49,000+ pilgrims arrived in Santiago in June of 2019. I was one of those and most of the people I walked with would have been in those numbers as well. 49,000 people is a ridiculous number. That essentially means you are never alone. Maybe you will walk alone for part of each day, but you will never really be alone. An extrovert’s dream, right?
I’m an extrovert, of that there is no doubt. So, hiking the Camino should have been just what I wanted, tons of people at all times. To some extent, it is exactly what I wanted. I wanted to be with people every day and the days I struggled the most were also the days I walked and ate by myself. Don’t get me wrong, I wanted some alone time, but the best days were days where there was a combination of people and alone time. With 49,000 people (an average of 1,633 people finishing per day) it was rare to get those days. That didn’t make it bad, it just made it more difficult to contemplate all of life’s deeper questions like, “What crops are they growing in this field,” or “What was the name of the person I walked with yesterday?” You know…the deep stuff.

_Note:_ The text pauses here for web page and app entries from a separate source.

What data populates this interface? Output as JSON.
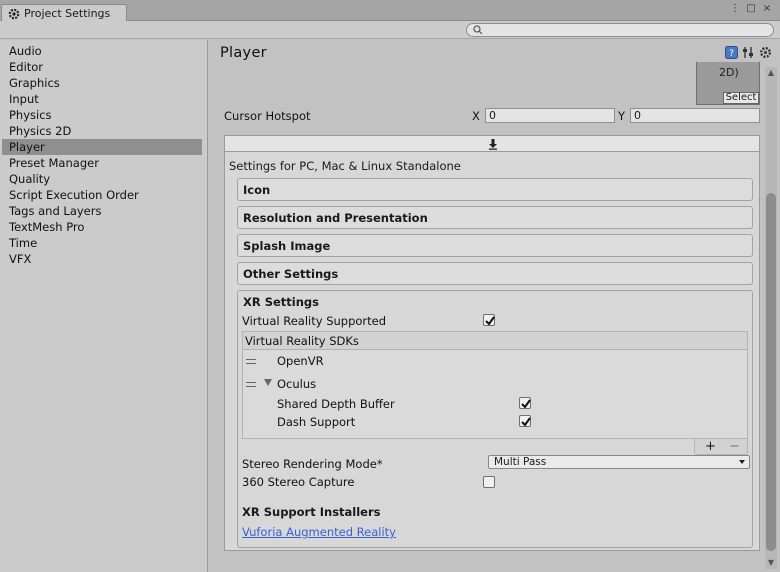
{
  "window": {
    "tab_title": "Project Settings",
    "controls": [
      "⋮",
      "□",
      "×"
    ]
  },
  "search": {
    "placeholder": "",
    "value": ""
  },
  "sidebar": {
    "items": [
      {
        "label": "Audio"
      },
      {
        "label": "Editor"
      },
      {
        "label": "Graphics"
      },
      {
        "label": "Input"
      },
      {
        "label": "Physics"
      },
      {
        "label": "Physics 2D"
      },
      {
        "label": "Player",
        "selected": true
      },
      {
        "label": "Preset Manager"
      },
      {
        "label": "Quality"
      },
      {
        "label": "Script Execution Order"
      },
      {
        "label": "Tags and Layers"
      },
      {
        "label": "TextMesh Pro"
      },
      {
        "label": "Time"
      },
      {
        "label": "VFX"
      }
    ]
  },
  "main": {
    "title": "Player",
    "cursor_preview_text": "2D)",
    "cursor_select_label": "Select",
    "cursor_hotspot": {
      "label": "Cursor Hotspot",
      "x_label": "X",
      "x_value": "0",
      "y_label": "Y",
      "y_value": "0"
    },
    "platform_caption": "Settings for PC, Mac & Linux Standalone",
    "sections": [
      {
        "title": "Icon"
      },
      {
        "title": "Resolution and Presentation"
      },
      {
        "title": "Splash Image"
      },
      {
        "title": "Other Settings"
      }
    ],
    "xr": {
      "title": "XR Settings",
      "vr_supported_label": "Virtual Reality Supported",
      "vr_supported": true,
      "sdk_list_header": "Virtual Reality SDKs",
      "sdks": [
        {
          "name": "OpenVR",
          "expanded": false
        },
        {
          "name": "Oculus",
          "expanded": true
        }
      ],
      "oculus_options": [
        {
          "label": "Shared Depth Buffer",
          "checked": true
        },
        {
          "label": "Dash Support",
          "checked": true
        }
      ],
      "list_add": "+",
      "list_remove": "−",
      "stereo_mode_label": "Stereo Rendering Mode*",
      "stereo_mode_value": "Multi Pass",
      "stereo_capture_label": "360 Stereo Capture",
      "stereo_capture": false,
      "installers_title": "XR Support Installers",
      "installer_link": "Vuforia Augmented Reality"
    }
  },
  "colors": {
    "selected_row": "#8f8f8f",
    "link": "#3a62d4",
    "panel_bg": "#d7d7d7"
  }
}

But like I said, I’m an extrovert, so shouldn’t the ridiculous number of people been exactly what I wanted? Well, yes, kind of. I met so many amazing people over the course of the 5 weeks and I was genuinely glad to see them when I did. In fact, my best memories were directly tied to the people I met and I will never forget them. It was a bit of an extrovert’s dream, but there were two problems with the number of people. The first problem was there were always people. If you were doing the Camino for a pilgrimage you had to deal with the fact that your silence would probably get interrupted by someone and way sooner than you’d probably prefer. Dealing with that was pretty easy though as most people understood when you would say you wanted time and silence to think. They were, after all, probably wanting silence sometimes as well.
The second issue was a bit different, and maybe it was uniquely my issue, but probably not. When you didn’t have a connection with any one of the hundreds of pilgrim’s staying in the same town as you, it could prove to be very lonely. Walking out of a hostel and seeing so many people laughing, relaxing, eating and otherwise enjoying each other’s company was tough on the days when all you felt like doing was joining in, but not feeling like you could. Those were the lonely days.
Those lonely days are where I learned a lot about myself. Even though I am an extrovert, I struggle introducing myself to people who look like they don’t need another member of their group. I learned that I do this, because I am not confident in myself. At my worst times I don’t think I will add value to their group or that they won’t like me. What’s amusing is, that time and again, when I met people and joined in on their conversations, we had a good time, so clearly this was a me thing. It a ridiculous me thing too and I am fully aware.
The thing is, I know this now. I know this stems from a long list of issues I have about myself and this was one of the many things of value that the Camino gave to me. When I had some time to myself, to think and pray about why I was on the Camino, God revealed more about my character and showed me His love through all of those thousands of others. This extrovert was blessed by the welcomeness of others, but also the awareness that we all needed some alone time.